The Minutely Detailed Simulation of the Plant Life Was Remarkable, May 26, 2011

The game is almost entirely menu-driven and the writing is just as slap-dash as it needs to be (minus the encyclopedic excerpts, of course), but is so deceptively witty and self-aware I couldn't help but enjoy myself, albeit with a wry half-smile and a raised eyebrow for the duration. I even willingly undid a direct choice advancing the plot in order to undertake an eight-step chain with an obvious "payoff" merely consisting of exhausting one repetitive dialogue option until I was left with the one I'd chosen initially. The gag is essentially identically to the "and thennn?" gag from Dude, Where's My Car?
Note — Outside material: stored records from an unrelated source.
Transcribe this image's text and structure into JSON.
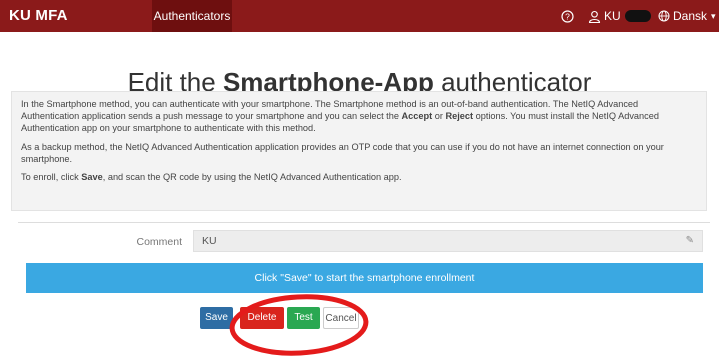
{
  "topbar": {
    "brand": "KU MFA",
    "nav_tab": "Authenticators",
    "help_icon": "question-circle-icon",
    "user_icon": "user-icon",
    "user_name": "KU",
    "language_icon": "globe-icon",
    "language": "Dansk",
    "background_color": "#8b1a1a"
  },
  "page": {
    "title_prefix": "Edit the",
    "title_bold": "Smartphone-App",
    "title_suffix": "authenticator"
  },
  "info": {
    "p1_a": "In the Smartphone method, you can authenticate with your smartphone. The Smartphone method is an out-of-band authentication. The NetIQ Advanced Authentication application sends a push message to your smartphone and you can select the",
    "p1_accept": "Accept",
    "p1_or": "or",
    "p1_reject": "Reject",
    "p1_b": "options. You must install the NetIQ Advanced Authentication app on your smartphone to authenticate with this method.",
    "p2": "As a backup method, the NetIQ Advanced Authentication application provides an OTP code that you can use if you do not have an internet connection on your smartphone.",
    "p3_a": "To enroll, click",
    "p3_save": "Save",
    "p3_b": ", and scan the QR code by using the NetIQ Advanced Authentication app."
  },
  "form": {
    "comment_label": "Comment",
    "comment_value": "KU",
    "edit_icon": "edit-icon"
  },
  "banner": {
    "text": "Click \"Save\" to start the smartphone enrollment",
    "color": "#3aa8e2"
  },
  "buttons": {
    "save": "Save",
    "delete": "Delete",
    "test": "Test",
    "cancel": "Cancel"
  },
  "annotation": {
    "color": "#e41b1b"
  }
}
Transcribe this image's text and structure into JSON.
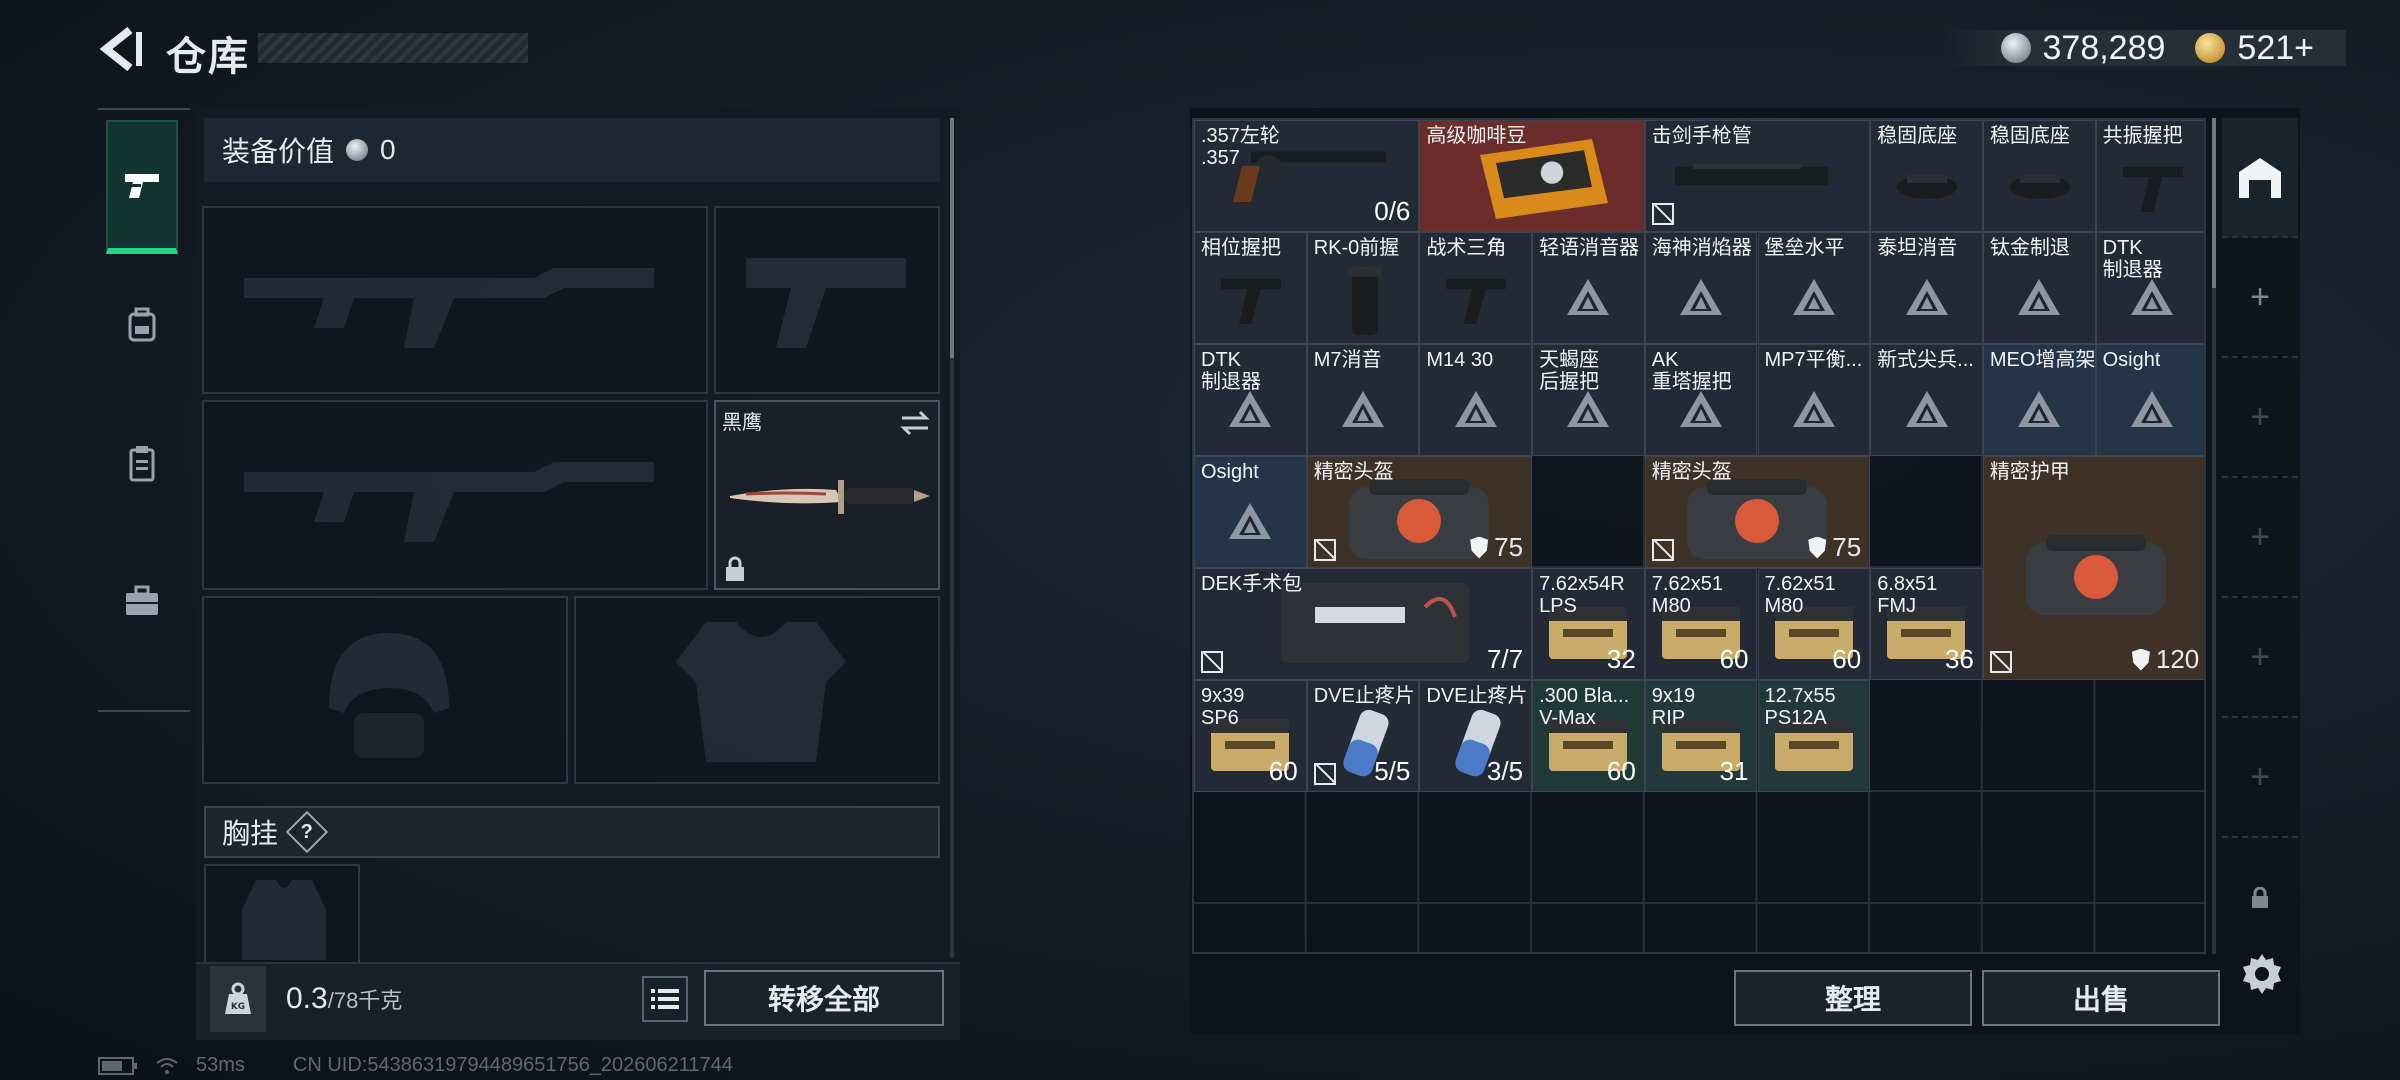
{
  "header": {
    "title": "仓库"
  },
  "currency": {
    "silver": "378,289",
    "gold": "521+"
  },
  "left": {
    "equip_label": "装备价值",
    "equip_value": "0",
    "knife_name": "黑鹰",
    "chest_label": "胸挂",
    "chest_help": "?",
    "weight": "0.3",
    "weight_max": "/78千克",
    "transfer_all": "转移全部"
  },
  "right": {
    "sort": "整理",
    "sell": "出售"
  },
  "status": {
    "ping": "53ms",
    "uid": "CN UID:54386319794489651756_202606211744"
  },
  "items": [
    {
      "name": ".357左轮\n.357",
      "count": "0/6",
      "color": "dark",
      "icon": "revolver-icon"
    },
    {
      "name": "高级咖啡豆",
      "color": "red",
      "icon": "coffee-bag-icon"
    },
    {
      "name": "击剑手枪管",
      "color": "dark",
      "icon": "barrel-icon",
      "not_tradable": true
    },
    {
      "name": "稳固底座",
      "color": "dark",
      "icon": "mount-icon"
    },
    {
      "name": "稳固底座",
      "color": "dark",
      "icon": "mount-icon"
    },
    {
      "name": "共振握把",
      "color": "dark",
      "icon": "grip-icon"
    },
    {
      "name": "相位握把",
      "color": "dark",
      "icon": "grip-icon"
    },
    {
      "name": "RK-0前握",
      "color": "dark",
      "icon": "foregrip-icon"
    },
    {
      "name": "战术三角",
      "color": "dark",
      "icon": "grip-icon"
    },
    {
      "name": "轻语消音器",
      "color": "dark",
      "icon": "placeholder-icon"
    },
    {
      "name": "海神消焰器",
      "color": "dark",
      "icon": "placeholder-icon"
    },
    {
      "name": "堡垒水平",
      "color": "dark",
      "icon": "placeholder-icon"
    },
    {
      "name": "泰坦消音",
      "color": "dark",
      "icon": "placeholder-icon"
    },
    {
      "name": "钛金制退",
      "color": "dark",
      "icon": "placeholder-icon"
    },
    {
      "name": "DTK\n制退器",
      "color": "dark",
      "icon": "placeholder-icon"
    },
    {
      "name": "DTK\n制退器",
      "color": "dark",
      "icon": "placeholder-icon"
    },
    {
      "name": "M7消音",
      "color": "dark",
      "icon": "placeholder-icon"
    },
    {
      "name": "M14 30",
      "color": "dark",
      "icon": "placeholder-icon"
    },
    {
      "name": "天蝎座\n后握把",
      "color": "dark",
      "icon": "placeholder-icon"
    },
    {
      "name": "AK\n重塔握把",
      "color": "dark",
      "icon": "placeholder-icon"
    },
    {
      "name": "MP7平衡...",
      "color": "dark",
      "icon": "placeholder-icon"
    },
    {
      "name": "新式尖兵...",
      "color": "dark",
      "icon": "placeholder-icon"
    },
    {
      "name": "MEO增高架",
      "color": "blue",
      "icon": "placeholder-icon"
    },
    {
      "name": "Osight",
      "color": "blue",
      "icon": "placeholder-icon"
    },
    {
      "name": "Osight",
      "color": "blue",
      "icon": "placeholder-icon"
    },
    {
      "name": "精密头盔",
      "color": "brown",
      "icon": "bag-icon",
      "defense": "75",
      "not_tradable": true
    },
    {
      "name": "精密头盔",
      "color": "brown",
      "icon": "bag-icon",
      "defense": "75",
      "not_tradable": true
    },
    {
      "name": "精密护甲",
      "color": "brown",
      "icon": "bag-icon",
      "defense": "120",
      "not_tradable": true
    },
    {
      "name": "DEK手术包",
      "count": "7/7",
      "color": "dark",
      "icon": "medkit-icon",
      "not_tradable": true
    },
    {
      "name": "7.62x54R\nLPS",
      "count": "32",
      "color": "dark",
      "icon": "ammo-box-icon"
    },
    {
      "name": "7.62x51\nM80",
      "count": "60",
      "color": "dark",
      "icon": "ammo-box-icon"
    },
    {
      "name": "7.62x51\nM80",
      "count": "60",
      "color": "dark",
      "icon": "ammo-box-icon"
    },
    {
      "name": "6.8x51\nFMJ",
      "count": "36",
      "color": "dark",
      "icon": "ammo-box-icon"
    },
    {
      "name": "9x39\nSP6",
      "count": "60",
      "color": "dark",
      "icon": "ammo-box-icon"
    },
    {
      "name": "DVE止疼片",
      "count": "5/5",
      "color": "dark",
      "icon": "pill-icon",
      "not_tradable": true
    },
    {
      "name": "DVE止疼片",
      "count": "3/5",
      "color": "dark",
      "icon": "pill-icon"
    },
    {
      "name": ".300 Bla...\nV-Max",
      "count": "60",
      "color": "green",
      "icon": "ammo-box-icon"
    },
    {
      "name": "9x19\nRIP",
      "count": "31",
      "color": "teal",
      "icon": "ammo-box-icon"
    },
    {
      "name": "12.7x55\nPS12A",
      "color": "teal",
      "icon": "ammo-box-icon"
    }
  ]
}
Most of the game consists of attempting to fast-talk your way out of being brutalized by a gorilla in a business suit, and one of my favorite elements is the way suggestive menu options play out in the resulting paragraphs of exposition or dialogue. You're faced with options such as, "Yeah, a gorilla with rocket launcher hands. That *is* odd. Please tell me your story" (and in context, you can seriously expect a reasoned response), and "I should probably tell you about the plant!" which works partly because it's been woven into the story but mainly because the Speed-IF event the game was written for randomly assigned a number of fake book-jacket blurbs to an author, who then had to make a story incorporating all those elements; in this case, it was David Fletcher's comment, "The minutely detailed simulation of the plant life was remarkable, if somewhat overwhelming." True, and true.

"The man-eating, halitosic gorilla of Brazil" may not be everyone's cup of coca-water, but it made me happy and silly for 10 or 15 minutes, and I appreciate that.

(It might be easy to overlook the introductory text, but the instructions are crucial to navigating one's way to the non-death ending. Yes, you will probably be torn limb-from-limb with a certain frequency until, of course, you survive the chariot race.)